## TASK ITEM
Pictures appear among the records. Write out all else exactly as it stands.

## EXERCISE DATA
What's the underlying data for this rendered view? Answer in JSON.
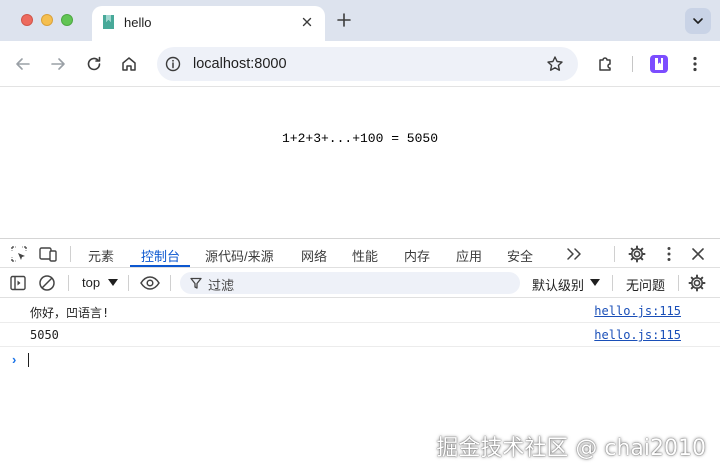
{
  "window": {
    "tab_title": "hello",
    "url": "localhost:8000"
  },
  "page": {
    "content_text": "1+2+3+...+100 = 5050"
  },
  "devtools": {
    "tabs": [
      {
        "label": "元素"
      },
      {
        "label": "控制台",
        "active": true
      },
      {
        "label": "源代码/来源"
      },
      {
        "label": "网络"
      },
      {
        "label": "性能"
      },
      {
        "label": "内存"
      },
      {
        "label": "应用"
      },
      {
        "label": "安全"
      }
    ],
    "console": {
      "context": "top",
      "filter_placeholder": "过滤",
      "levels_label": "默认级别",
      "issues_label": "无问题",
      "messages": [
        {
          "text": "你好，凹语言!",
          "source": "hello.js:115"
        },
        {
          "text": "5050",
          "source": "hello.js:115"
        }
      ]
    }
  },
  "watermark": "掘金技术社区 @ chai2010",
  "colors": {
    "accent": "#0b57d0",
    "tabstrip_bg": "#dde3ee",
    "link": "#1a4fb8"
  },
  "icons": [
    "tab-favicon",
    "close-icon",
    "plus-icon",
    "chevron-down-icon",
    "back-arrow-icon",
    "forward-arrow-icon",
    "reload-icon",
    "home-icon",
    "info-icon",
    "star-icon",
    "extensions-icon",
    "profile-extension-icon",
    "more-vert-icon",
    "inspect-icon",
    "device-toolbar-icon",
    "more-tabs-icon",
    "settings-gear-icon",
    "sidebar-toggle-icon",
    "clear-console-icon",
    "eye-icon",
    "filter-icon",
    "prompt-chevron-icon"
  ]
}
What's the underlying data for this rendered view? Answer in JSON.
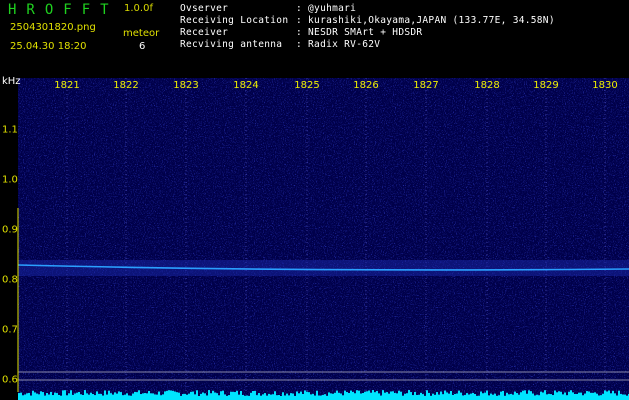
{
  "header": {
    "logo": "HROFFT",
    "version": "1.0.0f",
    "filename": "2504301820.png",
    "datetime": "25.04.30 18:20",
    "meteor_label": "meteor",
    "meteor_count": "6"
  },
  "info": [
    {
      "label": "Ovserver",
      "value": ": @yuhmari"
    },
    {
      "label": "Receiving Location",
      "value": ": kurashiki,Okayama,JAPAN (133.77E, 34.58N)"
    },
    {
      "label": "Receiver",
      "value": ": NESDR SMArt + HDSDR"
    },
    {
      "label": "Recviving antenna",
      "value": ": Radix RV-62V"
    }
  ],
  "axis": {
    "unit": "kHz",
    "x_ticks": [
      "1821",
      "1822",
      "1823",
      "1824",
      "1825",
      "1826",
      "1827",
      "1828",
      "1829",
      "1830"
    ],
    "y_ticks": [
      "1.1",
      "1.0",
      "0.9",
      "0.8",
      "0.7",
      "0.6"
    ]
  },
  "colors": {
    "background": "#00004a",
    "trace": "#2aa0ff",
    "logo": "#1fd11f",
    "label": "#e0e000",
    "bottom_noise": "#00e5ff"
  }
}
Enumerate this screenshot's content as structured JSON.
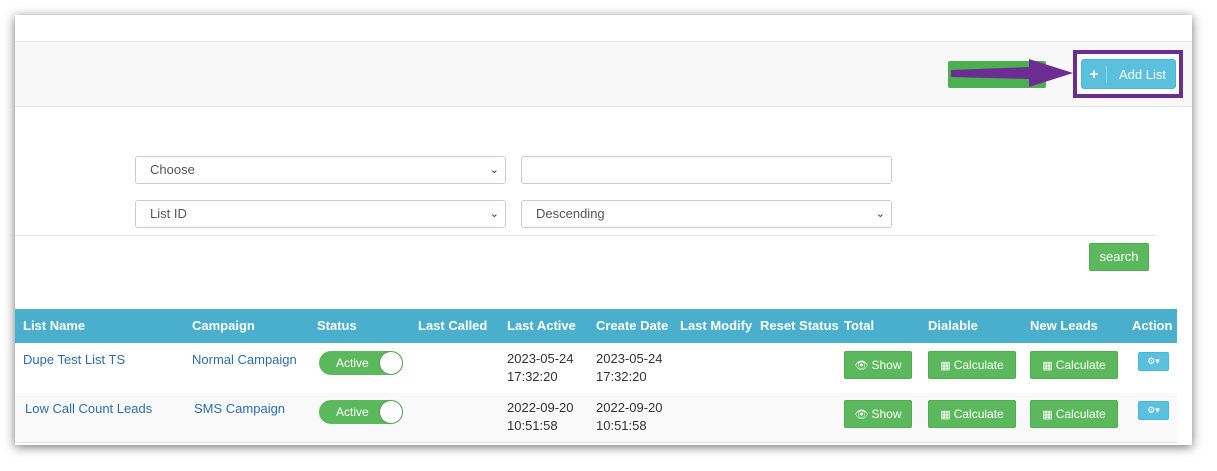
{
  "toolbar": {
    "add_list_label": "Add List",
    "add_icon": "plus-icon"
  },
  "filters": {
    "field_select": "Choose",
    "search_value": "",
    "sort_field": "List ID",
    "sort_order": "Descending",
    "search_label": "search"
  },
  "table": {
    "columns": [
      "List Name",
      "Campaign",
      "Status",
      "Last Called",
      "Last Active",
      "Create Date",
      "Last Modify",
      "Reset Status",
      "Total",
      "Dialable",
      "New Leads",
      "Action"
    ],
    "rows": [
      {
        "list_name": "Dupe Test List TS",
        "campaign": "Normal Campaign",
        "status": "Active",
        "last_called": "",
        "last_active_date": "2023-05-24",
        "last_active_time": "17:32:20",
        "create_date": "2023-05-24",
        "create_time": "17:32:20",
        "last_modify": "",
        "reset_status": "",
        "total_label": "Show",
        "dialable_label": "Calculate",
        "new_leads_label": "Calculate"
      },
      {
        "list_name": "Low Call Count Leads",
        "campaign": "SMS Campaign",
        "status": "Active",
        "last_called": "",
        "last_active_date": "2022-09-20",
        "last_active_time": "10:51:58",
        "create_date": "2022-09-20",
        "create_time": "10:51:58",
        "last_modify": "",
        "reset_status": "",
        "total_label": "Show",
        "dialable_label": "Calculate",
        "new_leads_label": "Calculate"
      }
    ]
  },
  "colors": {
    "header": "#49afcd",
    "green": "#5cb85c",
    "info": "#5bc0de",
    "highlight": "#6b2d91"
  }
}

## SOLUTION TO THE PROBLEM
What's the underlying data for this rendered view? Answer in JSON.
{
  "window": {
    "tab_title": "hello",
    "url": "localhost:8000"
  },
  "page": {
    "content_text": "1+2+3+...+100 = 5050"
  },
  "devtools": {
    "tabs": [
      {
        "label": "元素"
      },
      {
        "label": "控制台",
        "active": true
      },
      {
        "label": "源代码/来源"
      },
      {
        "label": "网络"
      },
      {
        "label": "性能"
      },
      {
        "label": "内存"
      },
      {
        "label": "应用"
      },
      {
        "label": "安全"
      }
    ],
    "console": {
      "context": "top",
      "filter_placeholder": "过滤",
      "levels_label": "默认级别",
      "issues_label": "无问题",
      "messages": [
        {
          "text": "你好，凹语言!",
          "source": "hello.js:115"
        },
        {
          "text": "5050",
          "source": "hello.js:115"
        }
      ]
    }
  },
  "watermark": "掘金技术社区 @ chai2010",
  "colors": {
    "accent": "#0b57d0",
    "tabstrip_bg": "#dde3ee",
    "link": "#1a4fb8"
  },
  "icons": [
    "tab-favicon",
    "close-icon",
    "plus-icon",
    "chevron-down-icon",
    "back-arrow-icon",
    "forward-arrow-icon",
    "reload-icon",
    "home-icon",
    "info-icon",
    "star-icon",
    "extensions-icon",
    "profile-extension-icon",
    "more-vert-icon",
    "inspect-icon",
    "device-toolbar-icon",
    "more-tabs-icon",
    "settings-gear-icon",
    "sidebar-toggle-icon",
    "clear-console-icon",
    "eye-icon",
    "filter-icon",
    "prompt-chevron-icon"
  ]
}
What's the underlying data for this rendered view? Answer in JSON.
{
  "header": {
    "logo": "HROFFT",
    "version": "1.0.0f",
    "filename": "2504301820.png",
    "datetime": "25.04.30 18:20",
    "meteor_label": "meteor",
    "meteor_count": "6"
  },
  "info": [
    {
      "label": "Ovserver",
      "value": ": @yuhmari"
    },
    {
      "label": "Receiving Location",
      "value": ": kurashiki,Okayama,JAPAN (133.77E, 34.58N)"
    },
    {
      "label": "Receiver",
      "value": ": NESDR SMArt + HDSDR"
    },
    {
      "label": "Recviving antenna",
      "value": ": Radix RV-62V"
    }
  ],
  "axis": {
    "unit": "kHz",
    "x_ticks": [
      "1821",
      "1822",
      "1823",
      "1824",
      "1825",
      "1826",
      "1827",
      "1828",
      "1829",
      "1830"
    ],
    "y_ticks": [
      "1.1",
      "1.0",
      "0.9",
      "0.8",
      "0.7",
      "0.6"
    ]
  },
  "colors": {
    "background": "#00004a",
    "trace": "#2aa0ff",
    "logo": "#1fd11f",
    "label": "#e0e000",
    "bottom_noise": "#00e5ff"
  }
}
Enumerate this screenshot's content as structured JSON.
{
  "toolbar": {
    "add_list_label": "Add List",
    "add_icon": "plus-icon"
  },
  "filters": {
    "field_select": "Choose",
    "search_value": "",
    "sort_field": "List ID",
    "sort_order": "Descending",
    "search_label": "search"
  },
  "table": {
    "columns": [
      "List Name",
      "Campaign",
      "Status",
      "Last Called",
      "Last Active",
      "Create Date",
      "Last Modify",
      "Reset Status",
      "Total",
      "Dialable",
      "New Leads",
      "Action"
    ],
    "rows": [
      {
        "list_name": "Dupe Test List TS",
        "campaign": "Normal Campaign",
        "status": "Active",
        "last_called": "",
        "last_active_date": "2023-05-24",
        "last_active_time": "17:32:20",
        "create_date": "2023-05-24",
        "create_time": "17:32:20",
        "last_modify": "",
        "reset_status": "",
        "total_label": "Show",
        "dialable_label": "Calculate",
        "new_leads_label": "Calculate"
      },
      {
        "list_name": "Low Call Count Leads",
        "campaign": "SMS Campaign",
        "status": "Active",
        "last_called": "",
        "last_active_date": "2022-09-20",
        "last_active_time": "10:51:58",
        "create_date": "2022-09-20",
        "create_time": "10:51:58",
        "last_modify": "",
        "reset_status": "",
        "total_label": "Show",
        "dialable_label": "Calculate",
        "new_leads_label": "Calculate"
      }
    ]
  },
  "colors": {
    "header": "#49afcd",
    "green": "#5cb85c",
    "info": "#5bc0de",
    "highlight": "#6b2d91"
  }
}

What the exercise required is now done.